at work: Consultative Document
Justification for selection of skin
irritation / corrosion endpoint:
Mild-moderate skin irritation was
reported in rats and rabbits treated topically with mixed xylenes or
xylene isomers. The extent of the irritation appeared to increase with
duration of exposure, however the severity of the response did not
appear sufficient to require classification.
Note: Although xylene isomers (including mixed xylenes) are classified
H315 - Skin irritant Cat 2 according to the CLP regulation, the
rationale for this is not clear since the available data indicate a
potential to cause no more than mild-moderate skin irritation.
Justification for selection of eye irritation endpoint:
Xylene isomers (including mixed xylenes) are considered to be
irritating to the eyes and warrant classification H319 - Eye irritant
Effects on skin irritation/corrosion: moderately irritating
Effects on eye irritation: irritating
Effects on respiratory irritation: irritating
Xylene isomers are classified as skin
irritants under CLP (H315 - skin irritant Cat 2). They are considered
to be irritating to the eyes and warrant classification under CLP classification
(H319 - Cat 2):
induces serious eye irritation.
Xylene isomers are considered to be
irritating to the respiratory
system based on the occurrence of reversible irritant effects in animal
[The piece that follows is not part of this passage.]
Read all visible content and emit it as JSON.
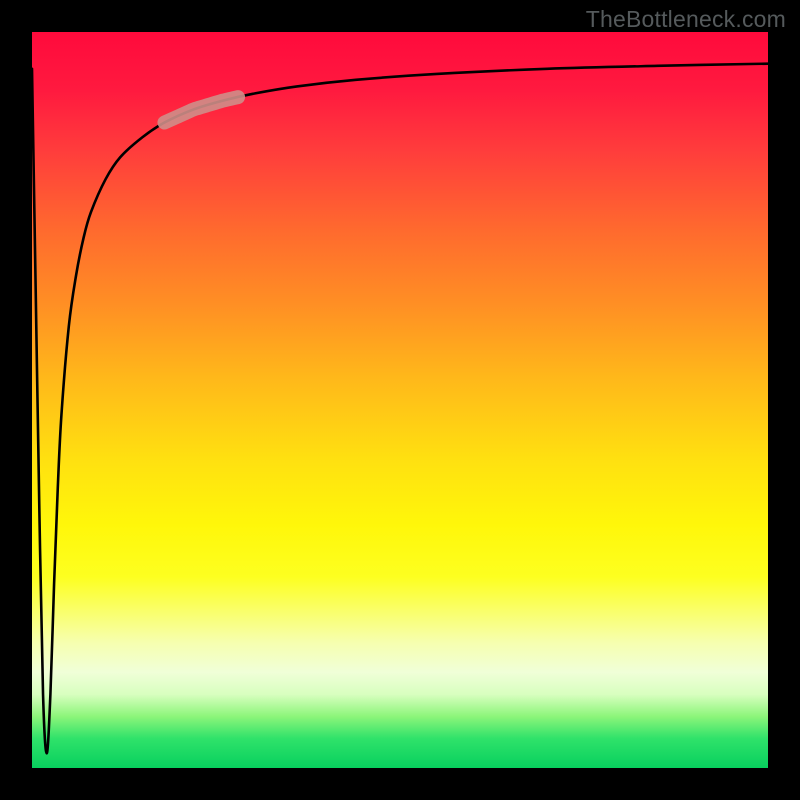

studies and should therefore be
classified category 3
(H335) for specific target organ toxicity - single exposure (STOT-SE)
Information on Registered Substances comes from registration dossiers which have been assigned a registration number. The assignment of a registration number does however not guarantee that the information in the dossier is correct or that the dossier is compliant with Regulation (EC) No 1907/2006 (the REACH Regulation). This information has not been reviewed or verified by the Agency or any other authority. The content is subject to change without prior notice.Reproduction or further distribution of this information may be subject to copyright protection. Use of the information without obtaining the permission from the owner(s) of the respective information might violate the rights of the owner.
Welcome to the ECHA website. This site is not fully supported in Internet Explorer 7 (and earlier versions). Please upgrade your Internet Explorer to a newer version.
Do not show this message again